Oral health problems can lead to pain, difficulty eating, speech challenges, and aesthetic concerns, all of which can impact one’s self-esteem, emotional well-being, and overall quality of life.

Maintaining Optimal Oral Health

Given these connections, it’s vital to prioritize oral hygiene. Regular dental check-ups, brushing, flossing, and maintaining a balanced diet can keep oral diseases at bay and contribute to overall health. When a dental issue arises, early intervention is crucial not only to preserve oral health but potentially to ward off more severe health complications.

In conclusion, our mouths serve as a window to the rest of our bodies. By taking care of our oral health, we are making an investment in our overall well-being.

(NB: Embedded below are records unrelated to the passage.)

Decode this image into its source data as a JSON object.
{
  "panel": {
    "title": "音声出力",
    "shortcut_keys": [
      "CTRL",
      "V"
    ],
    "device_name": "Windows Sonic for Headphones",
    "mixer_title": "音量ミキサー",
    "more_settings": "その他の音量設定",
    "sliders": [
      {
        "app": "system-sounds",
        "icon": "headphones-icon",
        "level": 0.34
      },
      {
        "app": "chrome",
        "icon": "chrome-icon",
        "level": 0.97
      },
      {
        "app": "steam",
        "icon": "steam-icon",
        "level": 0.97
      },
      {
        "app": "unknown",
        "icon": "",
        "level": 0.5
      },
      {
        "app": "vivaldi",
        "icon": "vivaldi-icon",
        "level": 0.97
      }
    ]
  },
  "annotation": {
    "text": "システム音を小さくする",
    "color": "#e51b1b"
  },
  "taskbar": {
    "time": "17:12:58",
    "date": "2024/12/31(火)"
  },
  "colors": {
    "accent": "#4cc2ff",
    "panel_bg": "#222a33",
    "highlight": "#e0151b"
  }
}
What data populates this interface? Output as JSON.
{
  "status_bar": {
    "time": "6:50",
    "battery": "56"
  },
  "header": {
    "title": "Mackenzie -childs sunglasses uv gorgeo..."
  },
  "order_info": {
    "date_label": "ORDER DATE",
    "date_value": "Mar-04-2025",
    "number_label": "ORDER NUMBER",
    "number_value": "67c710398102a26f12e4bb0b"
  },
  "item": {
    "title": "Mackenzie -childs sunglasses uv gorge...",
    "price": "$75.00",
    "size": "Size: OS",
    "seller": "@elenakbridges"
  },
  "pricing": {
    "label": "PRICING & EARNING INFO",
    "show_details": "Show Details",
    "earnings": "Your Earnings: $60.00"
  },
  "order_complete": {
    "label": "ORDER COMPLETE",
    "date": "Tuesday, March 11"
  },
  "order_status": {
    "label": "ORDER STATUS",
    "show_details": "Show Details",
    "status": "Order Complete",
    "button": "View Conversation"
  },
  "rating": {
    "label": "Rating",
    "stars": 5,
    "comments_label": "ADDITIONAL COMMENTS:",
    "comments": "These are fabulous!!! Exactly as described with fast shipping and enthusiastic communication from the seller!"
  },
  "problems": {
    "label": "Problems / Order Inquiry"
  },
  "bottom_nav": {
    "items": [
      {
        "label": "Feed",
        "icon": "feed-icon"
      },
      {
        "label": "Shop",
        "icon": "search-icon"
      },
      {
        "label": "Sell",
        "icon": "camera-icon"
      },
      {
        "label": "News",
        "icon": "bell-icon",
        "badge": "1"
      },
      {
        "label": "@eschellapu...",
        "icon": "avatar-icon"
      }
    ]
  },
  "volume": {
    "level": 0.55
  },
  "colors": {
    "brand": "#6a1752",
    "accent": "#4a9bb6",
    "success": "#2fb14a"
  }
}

Impact on Self-esteem and Mental Health

The dental consultation process is a collaborative effort between you and the dental team, ensuring your oral health is in its best state. It’s an opportunity not just to address dental concerns but also to build a relationship of trust with your dentist. Remember, open communication is key, so never hesitate to ask questions or express any anxieties. Your dentist is there to help, guide, and ensure that your smile remains vibrant and healthy.

When you sit in our consultation room, rest assured that you’re benefiting from a blend of advanced technology and unparalleled expertise. Choose Gables iSmile and Miami iSmile for a dental experience where precision meets compassion, all in the pursuit of your radiant smile.

Miami iSmile

Lauderdale iSmile